We had stopped so that he could check out some smell or another – when – all a sudden – out of nowhere – a car zoomed by super-fast. Cars tend to do that all of the time around these parts – so I only thought about it for a hot second (or so).

Well – in that hot second (or so) – everything in the world changed. I heard cackling – felt something hit me in the back of the head – and then looked to the down to see two chocolate pudding containers – their contents splattered all about – lying on the ground. Before I could react at all – the shrieking cackles had faded into the distance.

As I stood there trying to figure out what in the bananas had just happened – I gave myself a bit of a patdown to see where I had been hit. It was at that point that Uncle Irv came over and started licking my boot. He is very helpful.

Let this be a lesson to walkers out there . . . They have pudding and they will use it indescriminantly and with no provocation.

Let this also be a warning to those with pudding who cackle and drive Jeep Cherokees . . . I have eggs – and I am very confident that I know how to use them . . . I scramble them with cheese.

I was on the brink of one of my soon to be patented all-night late-nights – so I stopped on the way home at a little convenience store to get a big hot tea.

I know that I could have made tea at home – but I figured that at the store – they would have the one magic ingredient that my cupboard was missing . . . lemon. I was wrong – they were a lemon-free zone.

Any-hoo, I went in – it was slightly after 11:00 at night – and the place was surprisingly busy. I went over to the tea station – made my tea – and listened to some of the verbal shenanigans that were going on around me. Once the sugar was in and the tea was made – I went to the line and waited.

Are you wondering why I’m telling you this seemingly banal (“the state of being commonplace; something without freshness or originality, insipid”) story about nothing much more than nothing?? Well – then I am glad that you have made it this far – because here comes the payoff.

When I got to the front to pay, the bill came up to $1.42 (I had gotten the big big big size). I already had a dollar in my hand – but dug into my pocket to see if I had the change. I pulled out exactly 42 cents.

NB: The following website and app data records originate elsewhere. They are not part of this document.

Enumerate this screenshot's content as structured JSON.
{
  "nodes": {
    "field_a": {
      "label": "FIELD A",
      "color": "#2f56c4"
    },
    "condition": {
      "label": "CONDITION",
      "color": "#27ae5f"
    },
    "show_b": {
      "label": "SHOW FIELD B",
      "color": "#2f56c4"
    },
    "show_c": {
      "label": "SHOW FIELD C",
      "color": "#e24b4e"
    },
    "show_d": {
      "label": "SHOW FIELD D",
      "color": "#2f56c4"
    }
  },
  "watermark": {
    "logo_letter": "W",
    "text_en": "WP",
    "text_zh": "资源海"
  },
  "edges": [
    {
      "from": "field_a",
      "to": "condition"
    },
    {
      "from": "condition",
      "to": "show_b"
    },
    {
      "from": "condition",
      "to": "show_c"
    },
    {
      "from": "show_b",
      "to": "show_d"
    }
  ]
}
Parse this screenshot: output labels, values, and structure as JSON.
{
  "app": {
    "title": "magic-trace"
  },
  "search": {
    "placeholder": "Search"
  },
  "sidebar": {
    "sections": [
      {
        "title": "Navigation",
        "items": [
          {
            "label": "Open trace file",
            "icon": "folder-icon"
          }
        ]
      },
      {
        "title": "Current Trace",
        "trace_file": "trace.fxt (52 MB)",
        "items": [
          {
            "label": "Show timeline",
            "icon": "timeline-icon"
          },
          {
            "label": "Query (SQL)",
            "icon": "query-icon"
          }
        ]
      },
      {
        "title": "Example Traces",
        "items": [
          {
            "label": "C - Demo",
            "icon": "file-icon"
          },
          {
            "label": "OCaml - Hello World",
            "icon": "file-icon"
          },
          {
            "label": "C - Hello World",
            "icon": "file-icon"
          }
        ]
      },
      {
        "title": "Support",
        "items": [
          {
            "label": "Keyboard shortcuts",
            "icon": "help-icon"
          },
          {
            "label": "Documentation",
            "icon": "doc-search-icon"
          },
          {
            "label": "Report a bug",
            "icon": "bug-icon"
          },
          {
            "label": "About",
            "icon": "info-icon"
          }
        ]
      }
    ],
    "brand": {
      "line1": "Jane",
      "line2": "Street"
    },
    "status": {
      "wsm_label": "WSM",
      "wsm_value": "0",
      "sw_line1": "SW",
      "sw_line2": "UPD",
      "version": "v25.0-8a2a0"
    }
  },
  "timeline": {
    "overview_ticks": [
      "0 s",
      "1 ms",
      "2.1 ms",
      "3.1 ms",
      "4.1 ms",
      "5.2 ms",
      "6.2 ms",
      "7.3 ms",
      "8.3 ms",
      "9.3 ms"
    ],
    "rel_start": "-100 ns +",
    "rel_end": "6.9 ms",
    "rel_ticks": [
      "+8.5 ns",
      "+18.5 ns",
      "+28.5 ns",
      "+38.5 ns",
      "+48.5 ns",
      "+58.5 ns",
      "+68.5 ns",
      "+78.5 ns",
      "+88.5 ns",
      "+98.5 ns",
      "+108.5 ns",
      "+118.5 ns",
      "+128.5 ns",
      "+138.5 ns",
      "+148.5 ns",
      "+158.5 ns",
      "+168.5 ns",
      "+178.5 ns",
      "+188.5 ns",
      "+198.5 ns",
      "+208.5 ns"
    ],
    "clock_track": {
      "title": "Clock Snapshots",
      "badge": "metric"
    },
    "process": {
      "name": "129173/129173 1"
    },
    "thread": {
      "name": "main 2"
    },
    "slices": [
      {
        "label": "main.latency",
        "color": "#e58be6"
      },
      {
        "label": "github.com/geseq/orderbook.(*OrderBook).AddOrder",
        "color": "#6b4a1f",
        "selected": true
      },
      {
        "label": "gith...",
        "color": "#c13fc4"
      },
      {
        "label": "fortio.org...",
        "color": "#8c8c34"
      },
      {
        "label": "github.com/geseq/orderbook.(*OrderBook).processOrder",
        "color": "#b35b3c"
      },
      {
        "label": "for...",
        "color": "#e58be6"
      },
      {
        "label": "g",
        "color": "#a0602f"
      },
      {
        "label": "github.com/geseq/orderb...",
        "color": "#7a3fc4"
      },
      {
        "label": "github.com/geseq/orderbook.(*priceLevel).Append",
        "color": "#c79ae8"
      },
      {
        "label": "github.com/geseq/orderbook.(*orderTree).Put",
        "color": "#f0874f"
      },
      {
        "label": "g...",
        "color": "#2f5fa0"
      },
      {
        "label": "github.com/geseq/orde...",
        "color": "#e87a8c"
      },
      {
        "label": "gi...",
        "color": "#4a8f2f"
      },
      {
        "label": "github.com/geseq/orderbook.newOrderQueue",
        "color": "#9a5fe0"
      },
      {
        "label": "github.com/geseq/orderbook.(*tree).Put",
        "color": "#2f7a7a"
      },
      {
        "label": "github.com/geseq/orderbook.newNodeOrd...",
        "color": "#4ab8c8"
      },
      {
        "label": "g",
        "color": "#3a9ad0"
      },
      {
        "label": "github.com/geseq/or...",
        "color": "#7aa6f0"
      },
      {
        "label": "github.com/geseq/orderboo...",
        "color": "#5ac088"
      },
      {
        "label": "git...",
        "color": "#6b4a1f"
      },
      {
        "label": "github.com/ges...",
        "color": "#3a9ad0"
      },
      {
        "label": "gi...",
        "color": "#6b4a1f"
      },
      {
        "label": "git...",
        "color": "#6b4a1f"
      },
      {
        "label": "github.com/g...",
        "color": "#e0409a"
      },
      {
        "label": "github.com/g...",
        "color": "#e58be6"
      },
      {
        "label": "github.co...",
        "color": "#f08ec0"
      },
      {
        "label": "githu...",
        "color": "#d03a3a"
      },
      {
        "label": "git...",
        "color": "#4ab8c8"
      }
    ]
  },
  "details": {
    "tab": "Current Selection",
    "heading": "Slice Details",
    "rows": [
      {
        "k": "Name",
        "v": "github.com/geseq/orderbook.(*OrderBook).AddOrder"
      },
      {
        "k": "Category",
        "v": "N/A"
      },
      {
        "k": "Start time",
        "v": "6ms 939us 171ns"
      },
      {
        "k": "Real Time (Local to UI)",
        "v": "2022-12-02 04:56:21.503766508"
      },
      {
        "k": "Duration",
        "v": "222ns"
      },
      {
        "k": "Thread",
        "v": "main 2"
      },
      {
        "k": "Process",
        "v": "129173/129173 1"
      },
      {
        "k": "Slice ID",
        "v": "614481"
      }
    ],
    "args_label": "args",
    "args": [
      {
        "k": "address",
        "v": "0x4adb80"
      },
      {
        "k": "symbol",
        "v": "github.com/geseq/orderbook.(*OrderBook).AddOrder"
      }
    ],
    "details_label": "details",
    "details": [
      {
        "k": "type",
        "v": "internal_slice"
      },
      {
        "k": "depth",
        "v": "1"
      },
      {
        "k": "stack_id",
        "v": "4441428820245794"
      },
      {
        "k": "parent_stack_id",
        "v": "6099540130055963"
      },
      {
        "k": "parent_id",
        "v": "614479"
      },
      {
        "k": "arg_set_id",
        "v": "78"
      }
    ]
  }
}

I exclaimed “OH! Look . . . forty-two cents on the nose!” The cashier then – without breaking stride and in the best way I can imagine this line being delivered said “Yeah man. Ain’t nobody better than you – man . . .”

It was the greatest.

He gets a gold star.